As a final note, I must mention Lee Williams, my co-star in this, because he’s doing an amazing job. He was brought in very last minute and we’re really lucky to have him…
We’d like to thank Pollyanna for taking a moment to speak to us about White Settlers and we can’t wait to be able to provide you with more exclusive details in the very near future. With the aforementioned cast joining forces with a film crew boasting some of the best in the business: Keith McNamara in the camera department (Gladiator, Casino Royale) with James Swift (Bad Girls, DCI Banks, Accused) Paul Boyce on make-up (Harry Potter The Deathly Hallows, War Horse) and Line Producer Charles Bates (Tyrannosaur) – White Settlers has all the ingredients to be MASSIVE.
As it’s still early days for a trailer, we’ll leave you with the next best thing, a plot synopsis:
It’s Ed and Sarah’s first night in their new home, an isolated farmhouse on the Scottish borders. This should be a new beginning far from their stressful London lives. And at first it is, come sunset they fall in love all over again on a wander in the woods.
But as darkness falls, Sarah suspects they’re not alone, Ed goes to investigate and quickly, the evening becomes a nightmare. It suddenly dawns on them; they do not belong here. And they certainly aren’t welcome either….
Be sure to follow the film on Twitter: @whitesettlers

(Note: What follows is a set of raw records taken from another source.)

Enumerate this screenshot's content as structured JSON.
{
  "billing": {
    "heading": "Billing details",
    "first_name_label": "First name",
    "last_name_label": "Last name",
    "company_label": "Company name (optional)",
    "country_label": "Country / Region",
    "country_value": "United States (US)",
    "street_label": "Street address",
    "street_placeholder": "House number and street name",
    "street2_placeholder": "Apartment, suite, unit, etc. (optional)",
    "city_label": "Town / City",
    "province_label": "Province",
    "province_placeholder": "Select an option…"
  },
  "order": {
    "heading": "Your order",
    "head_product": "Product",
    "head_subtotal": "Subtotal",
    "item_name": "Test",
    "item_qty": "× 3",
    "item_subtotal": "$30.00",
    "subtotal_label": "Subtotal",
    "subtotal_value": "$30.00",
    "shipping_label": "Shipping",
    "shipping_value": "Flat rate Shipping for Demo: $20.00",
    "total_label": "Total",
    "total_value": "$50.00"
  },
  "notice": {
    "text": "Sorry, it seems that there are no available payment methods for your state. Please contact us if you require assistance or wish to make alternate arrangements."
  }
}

Also keep up to date at the official website: whitesettlers.com
Visit Ian Fenton’s personal site: http://thisisianfenton.com